Rams relying heavily on Jared Goff, diminishing the load on Todd Gurley

Goff making strides in second season (2:06)

The First Take crew notices how Rams QB Jared Goff has flourished under head coach Sean McVay as opposed to how he looked under Jeff Fisher . (2:06)

THOUSAND OAKS, Calif. -- The Los Angeles Rams led by 10 points near the midway point of the fourth quarter, needing a sustained drive to put themselves in position for a win over the New Orleans Saints. It was a point in the game when most head coaches rely heavily on the run to shave time off the clock, but the Rams kept chucking it.

Jared Goff threw the ball seven times in the 13-play, 67-yard drive that absorbed five and a half minutes, led to a field goal and basically iced an eventual 26-20 victory.

It was the manifestation of a game plan that called for a heavy passing attack against an injury-riddled secondary, but it was also the continuation of a recent trend.

Goff has thrown 117 passes over the past three weeks, trailing only Ben Roethlisberger (121) for the NFL lead. A Rams player -- be it Todd Gurley II, Tavon Austin or Lance Dunbar -- has run the ball only 58 times during that stretch, less than half the time. It has given the Rams the NFL's second-heaviest pass ratio from Weeks 10 to 12, behind only a Miami Dolphins team that has suffered three consecutive lopsided defeats.

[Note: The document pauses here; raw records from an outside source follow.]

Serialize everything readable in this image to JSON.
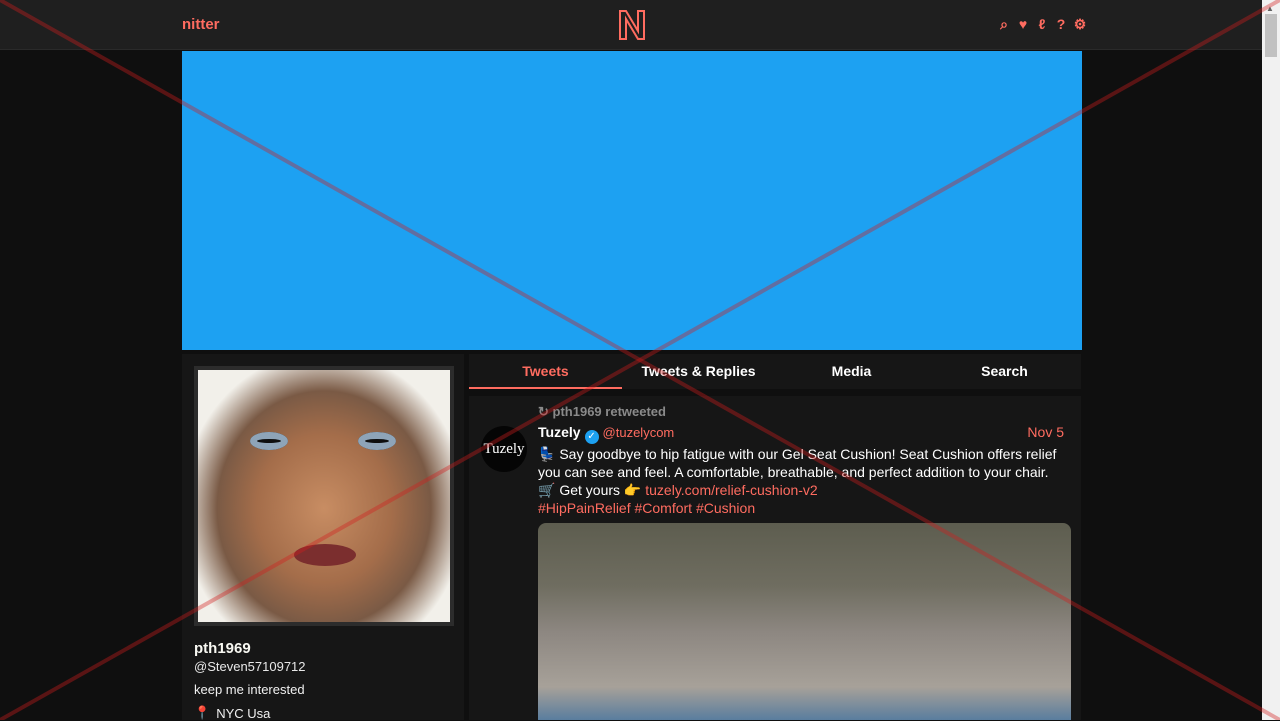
{
  "nav": {
    "brand": "nitter",
    "logo": "N",
    "icons": [
      "search-icon",
      "twitter-icon",
      "lp-icon",
      "help-icon",
      "gear-icon"
    ],
    "accent": "#ff6c60"
  },
  "banner": {
    "color": "#1da1f2"
  },
  "profile": {
    "fullname": "pth1969",
    "username": "@Steven57109712",
    "bio": "keep me interested",
    "location": "NYC Usa"
  },
  "tabs": [
    "Tweets",
    "Tweets & Replies",
    "Media",
    "Search"
  ],
  "tweet": {
    "retweet_text": "pth1969 retweeted",
    "avatar_text": "Tuzely",
    "name": "Tuzely",
    "handle": "@tuzelycom",
    "date": "Nov 5",
    "text_1": "Say goodbye to hip fatigue with our Gel Seat Cushion! Seat Cushion offers relief you can see and feel. A comfortable, breathable, and perfect addition to your chair.",
    "text_2": "Get yours",
    "link": "tuzely.com/relief-cushion-v2",
    "hashtags": "#HipPainRelief #Comfort #Cushion"
  }
}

Sean McVay, the Rams' head coach and offensive playcaller, will tell you Sunday's approach had "a lot" to do with growing trust in Goff's abilities.

"We felt like going into the game as a staff, and really as a team, that we had to keep our foot on the gas the whole game and really play to win that game, not being afraid to lose it," McVay said. "And when you have the confidence and trust in your quarterback like we do, you feel like you can put it in his hands to be able to make good decisions in those situations."

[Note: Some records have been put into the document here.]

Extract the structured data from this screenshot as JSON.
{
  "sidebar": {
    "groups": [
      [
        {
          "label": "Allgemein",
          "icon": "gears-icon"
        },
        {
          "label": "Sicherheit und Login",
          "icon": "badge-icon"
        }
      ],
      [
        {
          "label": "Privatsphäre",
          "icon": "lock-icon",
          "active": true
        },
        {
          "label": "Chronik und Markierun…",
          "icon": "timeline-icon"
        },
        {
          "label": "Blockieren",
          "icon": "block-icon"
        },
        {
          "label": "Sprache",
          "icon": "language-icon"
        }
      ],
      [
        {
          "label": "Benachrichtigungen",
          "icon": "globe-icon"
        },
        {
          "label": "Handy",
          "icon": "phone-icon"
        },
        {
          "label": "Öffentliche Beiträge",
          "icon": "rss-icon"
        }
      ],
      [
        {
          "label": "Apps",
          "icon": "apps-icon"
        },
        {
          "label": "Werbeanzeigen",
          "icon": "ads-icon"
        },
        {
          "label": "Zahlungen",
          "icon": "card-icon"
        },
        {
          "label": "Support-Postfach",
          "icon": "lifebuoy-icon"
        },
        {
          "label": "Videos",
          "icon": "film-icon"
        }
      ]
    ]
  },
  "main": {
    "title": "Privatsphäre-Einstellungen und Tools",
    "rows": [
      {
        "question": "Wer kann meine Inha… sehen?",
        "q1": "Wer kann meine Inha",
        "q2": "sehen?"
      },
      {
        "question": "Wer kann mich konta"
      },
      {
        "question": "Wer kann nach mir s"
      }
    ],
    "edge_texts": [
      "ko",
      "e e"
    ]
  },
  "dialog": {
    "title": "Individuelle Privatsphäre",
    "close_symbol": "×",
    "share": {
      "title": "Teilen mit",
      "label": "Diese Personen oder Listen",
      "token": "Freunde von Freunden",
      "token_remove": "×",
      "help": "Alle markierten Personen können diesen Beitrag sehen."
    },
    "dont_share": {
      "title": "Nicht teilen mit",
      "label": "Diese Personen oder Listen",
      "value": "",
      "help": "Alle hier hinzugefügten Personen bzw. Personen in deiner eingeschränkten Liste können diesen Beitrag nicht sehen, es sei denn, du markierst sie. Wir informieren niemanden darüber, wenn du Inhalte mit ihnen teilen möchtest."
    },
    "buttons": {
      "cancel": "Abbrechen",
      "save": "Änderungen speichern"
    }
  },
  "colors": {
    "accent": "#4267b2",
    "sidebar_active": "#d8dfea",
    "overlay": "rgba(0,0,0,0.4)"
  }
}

Goff sports the NFL's fifth-best interception rate and went five weeks without one, until Sammy Watkins' desperation attempt on Sunday resulted in him tipping the ball to an opposing cornerback. Goff threw the ball 43 times in Week 10, even though the Rams routed the Houston Texans. He threw the ball 37 times in Week 11, in a game against the Minnesota Vikings that was tied 7-7 heading into the fourth quarter. And he threw the ball 37 times in Week 12, a Sunday when the Rams never trailed.

Gurley's carries in those three games: 11, 15 and 17.

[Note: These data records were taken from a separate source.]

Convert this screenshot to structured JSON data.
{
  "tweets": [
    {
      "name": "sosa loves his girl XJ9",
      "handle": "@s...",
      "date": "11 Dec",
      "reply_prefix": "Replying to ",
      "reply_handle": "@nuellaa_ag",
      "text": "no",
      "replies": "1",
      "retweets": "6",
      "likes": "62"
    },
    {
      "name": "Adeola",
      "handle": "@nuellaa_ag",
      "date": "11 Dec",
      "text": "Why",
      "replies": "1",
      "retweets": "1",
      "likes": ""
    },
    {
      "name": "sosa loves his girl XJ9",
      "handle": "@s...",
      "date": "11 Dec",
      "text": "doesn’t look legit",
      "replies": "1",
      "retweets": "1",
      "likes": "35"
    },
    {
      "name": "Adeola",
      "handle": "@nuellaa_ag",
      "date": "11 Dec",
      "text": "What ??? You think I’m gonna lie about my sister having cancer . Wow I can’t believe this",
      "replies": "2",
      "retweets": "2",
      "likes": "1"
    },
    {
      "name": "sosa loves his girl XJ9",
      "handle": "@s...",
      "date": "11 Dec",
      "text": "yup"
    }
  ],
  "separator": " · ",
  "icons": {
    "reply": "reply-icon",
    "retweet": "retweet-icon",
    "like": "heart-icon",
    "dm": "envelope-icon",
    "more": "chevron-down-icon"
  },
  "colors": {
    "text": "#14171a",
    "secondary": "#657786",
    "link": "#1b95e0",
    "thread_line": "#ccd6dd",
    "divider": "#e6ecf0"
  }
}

The Rams' star running back is averaging 14.75 carries over the past four games after averaging 20.71 carries in the seven games that preceded that stretch.

"It is what it is," Gurley said after running for 74 yards and catching for 54 on Sunday. "We was winning, so it's all good."

Gurley trails only Le'Veon Bell in carries (204), touches (246) and scrimmage yards (1,344), while leading the NFL in touchdowns (11). But the Rams have lightened his workload on the ground of late, and McVay will tell you there was a distinct reason for it on Sunday.

The Rams were without both Dunbar and Malcolm Brown, which meant they didn't have anybody who could block -- or be a check-down option -- in third-down passing situations. McVay needed to keep Gurley fresh whenever possible on early downs, which is why Austin lined up as a singleback on back-to-back snaps to start one of the Rams' possessions.

"Todd almost played every single snap, and the toll that it takes on you when you carry the football, then we're asking him to stay in on the known passing situations and protect, all those different things -- we wanted to be smart, while also trying to get Tavon a little bit more involved," McVay explained, adding that Gurley "will always be featured" in the offense.

Gurley has played in 557 offensive snaps, second only to Bell (657) for the lead among NFL running backs. The Rams are conscious of preserving Gurley, who had a heavy workload early in the season. But McVay said Gurley has "demonstrated that he can handle it all," so that really isn't a problem.

McVay said Gurley's workload on the ground "depends on the flow of the game."

"We always do want to maintain a level of run-pass balance in an ideal situation," McVay said, "but I think what's most important is we want to do what's best to move the football."

That means not being afraid to throw it if opposing defenses are providing the right look -- no matter how young the quarterback, how good the running back or how unconventional the situation.

Goff -- with 18 touchdowns, five interceptions and 2,964 passing yards in his first 11 games -- is earning that right.

"When you throw it a little bit more than you're accustomed to seeing, I think that's a great representation of the confidence we have in Jared," McVay said.

"Everybody tries to stop Gurley, and now we have Jared doing it with his arm," Rams left guard Rodger Saffold added. "That puts a lot of confidence in us. Now it's like we have this two-headed monster. Who do you want to stop? That's going to open up the running game, and it's going to open up the passing game."